-- Web page and app entries --
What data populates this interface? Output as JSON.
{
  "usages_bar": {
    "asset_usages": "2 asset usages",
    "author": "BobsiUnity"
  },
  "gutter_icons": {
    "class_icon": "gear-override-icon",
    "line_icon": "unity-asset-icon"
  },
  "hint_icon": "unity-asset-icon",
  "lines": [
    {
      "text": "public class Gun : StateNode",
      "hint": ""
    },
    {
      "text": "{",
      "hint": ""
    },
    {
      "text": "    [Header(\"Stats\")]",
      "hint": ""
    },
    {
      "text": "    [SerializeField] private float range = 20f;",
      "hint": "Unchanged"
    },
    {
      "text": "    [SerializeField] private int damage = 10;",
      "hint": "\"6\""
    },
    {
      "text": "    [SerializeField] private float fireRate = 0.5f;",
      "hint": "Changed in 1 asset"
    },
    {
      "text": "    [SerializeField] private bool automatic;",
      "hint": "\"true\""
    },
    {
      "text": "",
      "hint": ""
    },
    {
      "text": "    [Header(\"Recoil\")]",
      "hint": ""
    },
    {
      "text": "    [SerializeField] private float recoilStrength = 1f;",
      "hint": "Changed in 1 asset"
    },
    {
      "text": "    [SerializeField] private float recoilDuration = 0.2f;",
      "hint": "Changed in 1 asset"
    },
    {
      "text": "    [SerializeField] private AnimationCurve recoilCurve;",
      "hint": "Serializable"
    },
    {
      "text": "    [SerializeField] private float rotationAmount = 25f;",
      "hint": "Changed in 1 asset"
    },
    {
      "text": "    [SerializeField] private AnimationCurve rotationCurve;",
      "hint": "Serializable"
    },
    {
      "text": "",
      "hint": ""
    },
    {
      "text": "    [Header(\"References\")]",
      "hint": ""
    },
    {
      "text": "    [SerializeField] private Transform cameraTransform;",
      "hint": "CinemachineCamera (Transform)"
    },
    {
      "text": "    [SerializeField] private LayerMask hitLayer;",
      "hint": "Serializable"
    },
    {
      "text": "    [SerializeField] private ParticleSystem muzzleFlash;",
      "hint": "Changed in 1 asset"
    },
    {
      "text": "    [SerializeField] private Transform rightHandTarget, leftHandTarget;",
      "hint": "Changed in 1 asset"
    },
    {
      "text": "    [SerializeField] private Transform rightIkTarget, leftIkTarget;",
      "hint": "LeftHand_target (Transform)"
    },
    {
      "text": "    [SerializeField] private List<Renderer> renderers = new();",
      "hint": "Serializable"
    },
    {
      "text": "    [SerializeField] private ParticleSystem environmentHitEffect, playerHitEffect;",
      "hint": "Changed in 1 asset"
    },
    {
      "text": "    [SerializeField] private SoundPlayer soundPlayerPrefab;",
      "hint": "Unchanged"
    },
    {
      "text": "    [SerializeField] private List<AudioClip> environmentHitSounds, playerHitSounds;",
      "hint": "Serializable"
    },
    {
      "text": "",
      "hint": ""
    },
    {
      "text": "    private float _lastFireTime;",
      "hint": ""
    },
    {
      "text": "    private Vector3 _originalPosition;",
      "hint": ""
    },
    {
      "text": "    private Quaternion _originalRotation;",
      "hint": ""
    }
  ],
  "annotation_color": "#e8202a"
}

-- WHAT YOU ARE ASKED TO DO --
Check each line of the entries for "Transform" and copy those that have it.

-- YOUR SOLUTION --
      "text": "    [SerializeField] private Transform cameraTransform;",
      "hint": "CinemachineCamera (Transform)"
      "text": "    [SerializeField] private Transform rightHandTarget, leftHandTarget;",
      "text": "    [SerializeField] private Transform rightIkTarget, leftIkTarget;",
      "hint": "LeftHand_target (Transform)"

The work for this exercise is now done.